Extracted entries -
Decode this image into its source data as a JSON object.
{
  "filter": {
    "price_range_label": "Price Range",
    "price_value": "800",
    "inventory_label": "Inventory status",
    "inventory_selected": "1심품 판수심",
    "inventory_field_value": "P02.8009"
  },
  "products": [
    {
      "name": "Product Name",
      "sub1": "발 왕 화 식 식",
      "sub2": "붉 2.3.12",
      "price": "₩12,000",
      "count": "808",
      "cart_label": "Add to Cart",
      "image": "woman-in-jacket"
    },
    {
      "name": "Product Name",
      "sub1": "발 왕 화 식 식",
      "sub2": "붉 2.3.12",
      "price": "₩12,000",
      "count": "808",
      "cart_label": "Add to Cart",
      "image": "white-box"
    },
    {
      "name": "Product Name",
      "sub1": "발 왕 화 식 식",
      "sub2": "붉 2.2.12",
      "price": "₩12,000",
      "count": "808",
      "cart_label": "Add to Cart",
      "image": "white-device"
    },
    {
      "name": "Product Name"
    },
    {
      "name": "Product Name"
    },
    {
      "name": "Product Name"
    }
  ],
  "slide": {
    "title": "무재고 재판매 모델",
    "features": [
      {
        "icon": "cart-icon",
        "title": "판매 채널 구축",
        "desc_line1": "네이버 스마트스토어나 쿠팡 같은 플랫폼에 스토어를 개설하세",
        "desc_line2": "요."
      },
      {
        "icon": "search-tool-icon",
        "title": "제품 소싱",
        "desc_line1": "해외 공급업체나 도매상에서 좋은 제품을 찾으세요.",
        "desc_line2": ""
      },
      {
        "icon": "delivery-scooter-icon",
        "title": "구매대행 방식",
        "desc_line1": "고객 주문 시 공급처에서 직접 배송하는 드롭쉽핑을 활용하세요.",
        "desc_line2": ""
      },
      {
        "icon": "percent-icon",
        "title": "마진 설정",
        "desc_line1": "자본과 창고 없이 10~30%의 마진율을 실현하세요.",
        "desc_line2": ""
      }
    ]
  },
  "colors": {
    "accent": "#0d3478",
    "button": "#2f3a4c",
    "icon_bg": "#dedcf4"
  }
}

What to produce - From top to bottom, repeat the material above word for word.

Output of the task -
Decode this image into its source data as a JSON object.
{
  "filter": {
    "price_range_label": "Price Range",
    "price_value": "800",
    "inventory_label": "Inventory status",
    "inventory_selected": "1심품 판수심",
    "inventory_field_value": "P02.8009"
  },
  "products": [
    {
      "name": "Product Name",
      "sub1": "발 왕 화 식 식",
      "sub2": "붉 2.3.12",
      "price": "₩12,000",
      "count": "808",
      "cart_label": "Add to Cart",
      "image": "woman-in-jacket"
    },
    {
      "name": "Product Name",
      "sub1": "발 왕 화 식 식",
      "sub2": "붉 2.3.12",
      "price": "₩12,000",
      "count": "808",
      "cart_label": "Add to Cart",
      "image": "white-box"
    },
    {
      "name": "Product Name",
      "sub1": "발 왕 화 식 식",
      "sub2": "붉 2.2.12",
      "price": "₩12,000",
      "count": "808",
      "cart_label": "Add to Cart",
      "image": "white-device"
    },
    {
      "name": "Product Name"
    },
    {
      "name": "Product Name"
    },
    {
      "name": "Product Name"
    }
  ],
  "slide": {
    "title": "무재고 재판매 모델",
    "features": [
      {
        "icon": "cart-icon",
        "title": "판매 채널 구축",
        "desc_line1": "네이버 스마트스토어나 쿠팡 같은 플랫폼에 스토어를 개설하세",
        "desc_line2": "요."
      },
      {
        "icon": "search-tool-icon",
        "title": "제품 소싱",
        "desc_line1": "해외 공급업체나 도매상에서 좋은 제품을 찾으세요.",
        "desc_line2": ""
      },
      {
        "icon": "delivery-scooter-icon",
        "title": "구매대행 방식",
        "desc_line1": "고객 주문 시 공급처에서 직접 배송하는 드롭쉽핑을 활용하세요.",
        "desc_line2": ""
      },
      {
        "icon": "percent-icon",
        "title": "마진 설정",
        "desc_line1": "자본과 창고 없이 10~30%의 마진율을 실현하세요.",
        "desc_line2": ""
      }
    ]
  },
  "colors": {
    "accent": "#0d3478",
    "button": "#2f3a4c",
    "icon_bg": "#dedcf4"
  }
}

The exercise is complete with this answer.